This has come to be reflected in our politics. Liberals seek to keep science inside safe bounds, and march against genetically modified foods. They reject vaccines, and seek to impose a moralistic, ever-shrinking solution on the future in order to “save the planet.” Conservatives reject science outright, denying the reality of climate science for “reasons” (based not on research but on paid-for spokesmen throwing sand in its eyes), with even established sciences like evolution being expunged from kids’ textbooks and lesson plans.
This is dangerous stuff, and in the wake of the Great Crisis of 2008, it has reached a tipping point. Tyson’s audience knew this, and was looking for a call to action. But Tyson refused to give them one, to commit himself to anything like a political movement aimed at rolling back such nonsense. And this got him his biggest hand of the night.
It was this that was most frightening to me. Republicans today have explicitly placed scientists among their list of internal enemies. They have sought to bowdlerize science textbooks, denying everything but gravity.
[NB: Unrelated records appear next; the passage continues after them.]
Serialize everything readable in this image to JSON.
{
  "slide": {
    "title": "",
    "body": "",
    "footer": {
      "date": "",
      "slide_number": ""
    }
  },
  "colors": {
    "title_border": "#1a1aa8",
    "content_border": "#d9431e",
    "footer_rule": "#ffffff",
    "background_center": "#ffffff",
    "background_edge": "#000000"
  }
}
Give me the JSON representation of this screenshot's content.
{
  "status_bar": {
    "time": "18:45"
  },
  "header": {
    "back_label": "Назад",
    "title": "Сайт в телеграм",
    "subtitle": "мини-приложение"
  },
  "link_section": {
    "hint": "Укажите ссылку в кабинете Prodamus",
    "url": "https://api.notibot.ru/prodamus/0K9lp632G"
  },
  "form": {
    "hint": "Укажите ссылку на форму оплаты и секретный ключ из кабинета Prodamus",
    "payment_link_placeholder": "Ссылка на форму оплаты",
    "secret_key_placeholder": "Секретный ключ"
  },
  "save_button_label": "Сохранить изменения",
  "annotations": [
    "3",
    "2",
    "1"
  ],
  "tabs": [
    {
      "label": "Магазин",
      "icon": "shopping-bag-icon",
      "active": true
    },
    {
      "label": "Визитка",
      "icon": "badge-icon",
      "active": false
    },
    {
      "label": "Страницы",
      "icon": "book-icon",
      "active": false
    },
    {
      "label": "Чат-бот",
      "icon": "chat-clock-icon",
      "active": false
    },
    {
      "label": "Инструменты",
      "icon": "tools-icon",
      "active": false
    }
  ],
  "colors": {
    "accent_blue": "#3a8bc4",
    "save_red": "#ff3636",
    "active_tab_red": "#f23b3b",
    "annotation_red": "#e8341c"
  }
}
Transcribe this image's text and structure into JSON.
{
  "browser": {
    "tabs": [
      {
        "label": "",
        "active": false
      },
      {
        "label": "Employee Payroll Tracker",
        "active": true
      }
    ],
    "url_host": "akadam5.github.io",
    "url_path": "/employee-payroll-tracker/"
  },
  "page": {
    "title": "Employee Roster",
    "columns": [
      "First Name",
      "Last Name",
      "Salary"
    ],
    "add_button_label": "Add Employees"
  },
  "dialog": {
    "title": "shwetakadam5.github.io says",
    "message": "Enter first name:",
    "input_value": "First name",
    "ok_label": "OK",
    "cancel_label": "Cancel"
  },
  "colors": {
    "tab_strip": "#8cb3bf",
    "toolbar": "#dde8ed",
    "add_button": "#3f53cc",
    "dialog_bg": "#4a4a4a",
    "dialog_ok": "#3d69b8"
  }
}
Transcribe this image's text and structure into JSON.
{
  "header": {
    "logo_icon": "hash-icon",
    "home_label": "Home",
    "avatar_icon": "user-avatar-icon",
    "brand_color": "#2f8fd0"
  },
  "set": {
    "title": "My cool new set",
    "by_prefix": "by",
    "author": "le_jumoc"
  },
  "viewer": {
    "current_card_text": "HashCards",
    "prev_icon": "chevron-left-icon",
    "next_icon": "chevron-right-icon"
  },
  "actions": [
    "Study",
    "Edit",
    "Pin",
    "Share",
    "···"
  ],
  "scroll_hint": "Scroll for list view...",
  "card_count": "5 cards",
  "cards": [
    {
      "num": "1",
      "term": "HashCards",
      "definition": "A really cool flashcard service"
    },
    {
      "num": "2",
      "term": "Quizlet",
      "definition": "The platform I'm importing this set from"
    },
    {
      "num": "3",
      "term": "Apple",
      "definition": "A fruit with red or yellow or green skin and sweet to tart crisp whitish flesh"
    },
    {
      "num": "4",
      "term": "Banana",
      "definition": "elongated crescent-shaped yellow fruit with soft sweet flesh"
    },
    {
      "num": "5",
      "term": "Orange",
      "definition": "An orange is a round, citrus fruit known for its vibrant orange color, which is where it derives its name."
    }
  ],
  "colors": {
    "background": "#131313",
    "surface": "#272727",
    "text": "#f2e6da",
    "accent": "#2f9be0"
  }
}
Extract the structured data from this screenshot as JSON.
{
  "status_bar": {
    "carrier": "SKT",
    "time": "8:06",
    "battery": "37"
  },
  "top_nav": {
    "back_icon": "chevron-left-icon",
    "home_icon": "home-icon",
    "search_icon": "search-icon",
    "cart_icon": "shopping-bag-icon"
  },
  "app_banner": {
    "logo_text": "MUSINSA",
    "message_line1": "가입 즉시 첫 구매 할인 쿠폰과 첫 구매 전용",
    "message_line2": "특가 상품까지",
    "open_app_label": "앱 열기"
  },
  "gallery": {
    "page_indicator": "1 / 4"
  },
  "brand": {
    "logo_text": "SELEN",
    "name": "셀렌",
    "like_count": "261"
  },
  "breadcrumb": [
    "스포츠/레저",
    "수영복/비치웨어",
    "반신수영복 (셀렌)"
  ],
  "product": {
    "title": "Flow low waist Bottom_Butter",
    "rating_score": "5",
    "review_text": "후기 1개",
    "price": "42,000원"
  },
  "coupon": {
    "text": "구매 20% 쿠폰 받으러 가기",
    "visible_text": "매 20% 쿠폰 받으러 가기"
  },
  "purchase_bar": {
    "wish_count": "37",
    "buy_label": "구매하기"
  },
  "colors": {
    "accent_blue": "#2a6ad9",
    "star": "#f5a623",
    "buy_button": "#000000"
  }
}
Yet those who are under assault sit, self-satisfied, in a theater and act like somehow we can stand above such things, that the whole issue is stupid, that there is really nothing to fear.
Think about it. What is the first question a candidate for public office is asked when they aspire to higher office? It’s what religion are you? If you don’t answer straight off, if you try to hem or haw, if you don’t commit to the Gospel of Jesus Christ (perhaps adding the Latter Day Saints), you are immediately rejected by most voters. Pew Research says that, for Presidential candidates, the top negative trait that will doom their chances is…atheism.
You can combine a life of science with a deep religious faith. Galileo was an observant Catholic. Isaac Newton was an Anglican. Charles Darwin was a Unitarian. Each one faced a crisis of faith when they moved toward their greatest discoveries. Each finally decided that, regardless of who created the universe, the how of that creation was available for man to discover. The lesson each gives us is that challenging religious authority in the name of science is always a willful act of courage.
Where is our courage?
The fact is we don’t have a choice any more. Rejecting science means rejecting progress. Rejecting progress means rejecting civilization. Rejecting civilization means rejecting everything that makes us human. And it’s this rejection that is the great threat to America today. America is losing its lead in science, as Tyson noted, to East Asia, to Europe, and even to Brazil, because Americans no longer value what made our country great.
Tyson gave his audience real reasons to fear, then pulled the rug out. When politicians attack you, no matter who you are, you must counter-attack, or you get rolled. You may not expect a kind of Spanish Inquisition but you must always be ready to stand against it. Gays finally did this. Blacks finally did this. Women have done this, now and then. Because they have done this the arc of history for them moves toward progress.
Well, they’re not funny. The men and women who would ban evolution, who would reject discovery, are not funny. They are in deadly earnest. And we must be in deadly earnest against them, or we will be rolled by them – we are being rolled by them – to eventually become like Baghdad.
In the first great battle of the 2016 campaign, Neil deGrasse Tyson blinked. The way is now open for a Republican to do his damnedest to destroy America, and that’s pretty damned damned. Dammit.